[GIVEN ENTRIES — start]
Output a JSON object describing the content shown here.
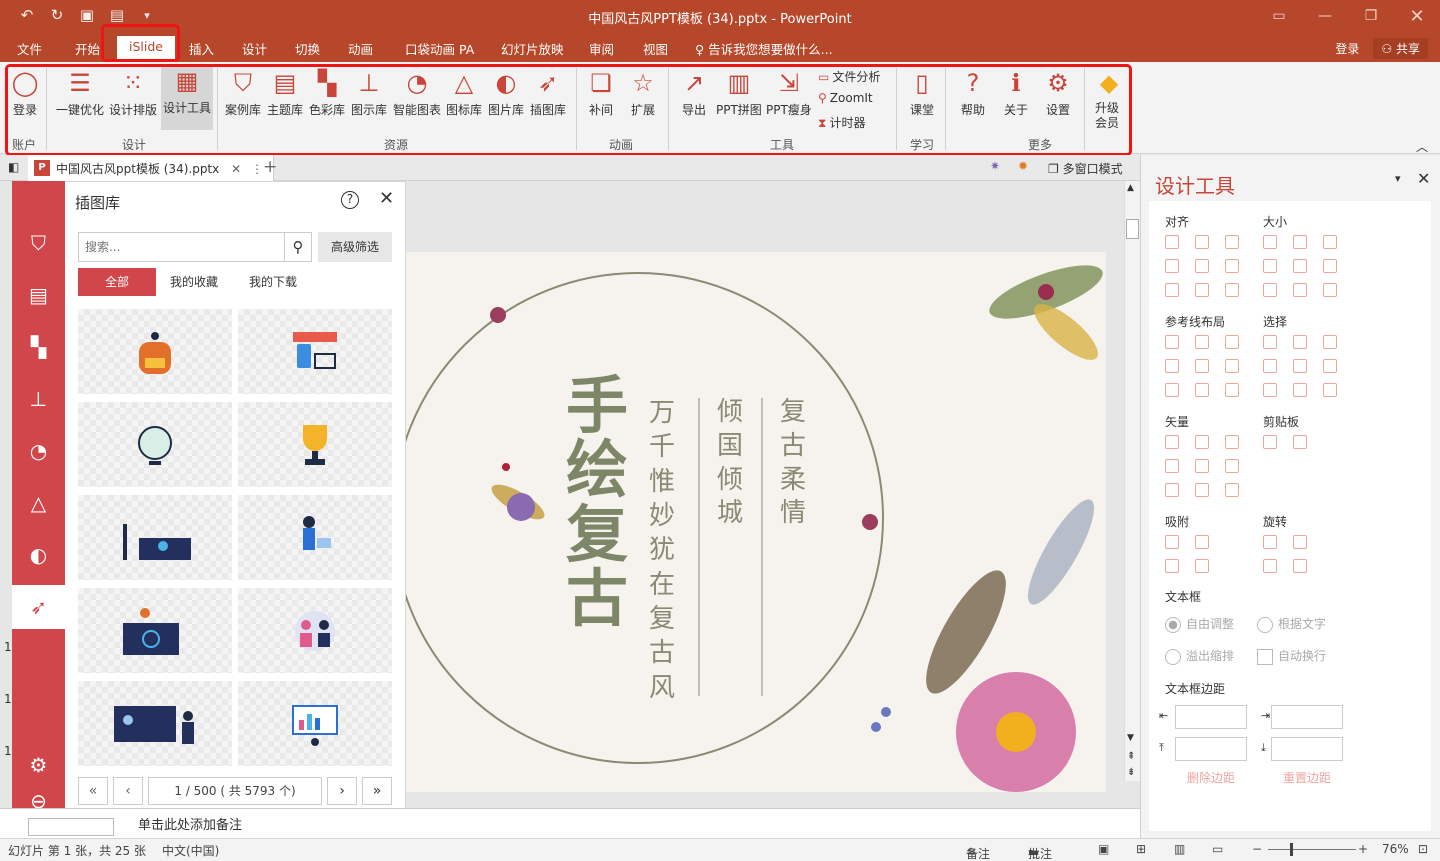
{
  "titlebar": {
    "title": "中国风古风PPT模板 (34).pptx - PowerPoint"
  },
  "menu": {
    "tabs": [
      "文件",
      "开始",
      "iSlide",
      "插入",
      "设计",
      "切换",
      "动画",
      "口袋动画 PA",
      "幻灯片放映",
      "审阅",
      "视图"
    ],
    "tell_me": "告诉我您想要做什么...",
    "login": "登录",
    "share": "共享"
  },
  "ribbon": {
    "buttons": [
      "登录",
      "一键优化",
      "设计排版",
      "设计工具",
      "案例库",
      "主题库",
      "色彩库",
      "图示库",
      "智能图表",
      "图标库",
      "图片库",
      "插图库",
      "补间",
      "扩展",
      "导出",
      "PPT拼图",
      "PPT瘦身",
      "课堂",
      "帮助",
      "关于",
      "设置",
      "升级会员"
    ],
    "small": [
      "文件分析",
      "ZoomIt",
      "计时器"
    ],
    "groups": [
      "账户",
      "设计",
      "资源",
      "动画",
      "工具",
      "学习",
      "更多"
    ]
  },
  "docbar": {
    "tab": "中国风古风ppt模板 (34).pptx",
    "mode": "多窗口模式"
  },
  "panel": {
    "title": "插图库",
    "search_placeholder": "搜索...",
    "advanced": "高级筛选",
    "filters": [
      "全部",
      "我的收藏",
      "我的下载"
    ],
    "page_info": "1 / 500 ( 共 5793 个)"
  },
  "slide": {
    "main_title": "手绘复古",
    "col1": "万千惟妙犹在复古风",
    "col2": "倾国倾城",
    "col3": "复古柔情"
  },
  "notes": {
    "placeholder": "单击此处添加备注"
  },
  "rpane": {
    "title": "设计工具",
    "sections": [
      "对齐",
      "大小",
      "参考线布局",
      "选择",
      "矢量",
      "剪贴板",
      "吸附",
      "旋转",
      "文本框",
      "文本框边距"
    ],
    "textbox_options": [
      "自由调整",
      "根据文字",
      "溢出缩排",
      "自动换行"
    ],
    "links": [
      "删除边距",
      "重置边距"
    ]
  },
  "status": {
    "slide_info": "幻灯片 第 1 张，共 25 张",
    "language": "中文(中国)",
    "notes": "备注",
    "comments": "批注",
    "zoom": "76%"
  },
  "colors": {
    "accent": "#b7472a",
    "islide_red": "#d0464a",
    "highlight": "#f01414"
  }
}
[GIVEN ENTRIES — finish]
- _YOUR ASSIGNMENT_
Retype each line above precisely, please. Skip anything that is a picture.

- _RESPONSE TO THE EXERCISE_
Output a JSON object describing the content shown here.
{
  "titlebar": {
    "title": "中国风古风PPT模板 (34).pptx - PowerPoint"
  },
  "menu": {
    "tabs": [
      "文件",
      "开始",
      "iSlide",
      "插入",
      "设计",
      "切换",
      "动画",
      "口袋动画 PA",
      "幻灯片放映",
      "审阅",
      "视图"
    ],
    "tell_me": "告诉我您想要做什么...",
    "login": "登录",
    "share": "共享"
  },
  "ribbon": {
    "buttons": [
      "登录",
      "一键优化",
      "设计排版",
      "设计工具",
      "案例库",
      "主题库",
      "色彩库",
      "图示库",
      "智能图表",
      "图标库",
      "图片库",
      "插图库",
      "补间",
      "扩展",
      "导出",
      "PPT拼图",
      "PPT瘦身",
      "课堂",
      "帮助",
      "关于",
      "设置",
      "升级会员"
    ],
    "small": [
      "文件分析",
      "ZoomIt",
      "计时器"
    ],
    "groups": [
      "账户",
      "设计",
      "资源",
      "动画",
      "工具",
      "学习",
      "更多"
    ]
  },
  "docbar": {
    "tab": "中国风古风ppt模板 (34).pptx",
    "mode": "多窗口模式"
  },
  "panel": {
    "title": "插图库",
    "search_placeholder": "搜索...",
    "advanced": "高级筛选",
    "filters": [
      "全部",
      "我的收藏",
      "我的下载"
    ],
    "page_info": "1 / 500 ( 共 5793 个)"
  },
  "slide": {
    "main_title": "手绘复古",
    "col1": "万千惟妙犹在复古风",
    "col2": "倾国倾城",
    "col3": "复古柔情"
  },
  "notes": {
    "placeholder": "单击此处添加备注"
  },
  "rpane": {
    "title": "设计工具",
    "sections": [
      "对齐",
      "大小",
      "参考线布局",
      "选择",
      "矢量",
      "剪贴板",
      "吸附",
      "旋转",
      "文本框",
      "文本框边距"
    ],
    "textbox_options": [
      "自由调整",
      "根据文字",
      "溢出缩排",
      "自动换行"
    ],
    "links": [
      "删除边距",
      "重置边距"
    ]
  },
  "status": {
    "slide_info": "幻灯片 第 1 张，共 25 张",
    "language": "中文(中国)",
    "notes": "备注",
    "comments": "批注",
    "zoom": "76%"
  },
  "colors": {
    "accent": "#b7472a",
    "islide_red": "#d0464a",
    "highlight": "#f01414"
  }
}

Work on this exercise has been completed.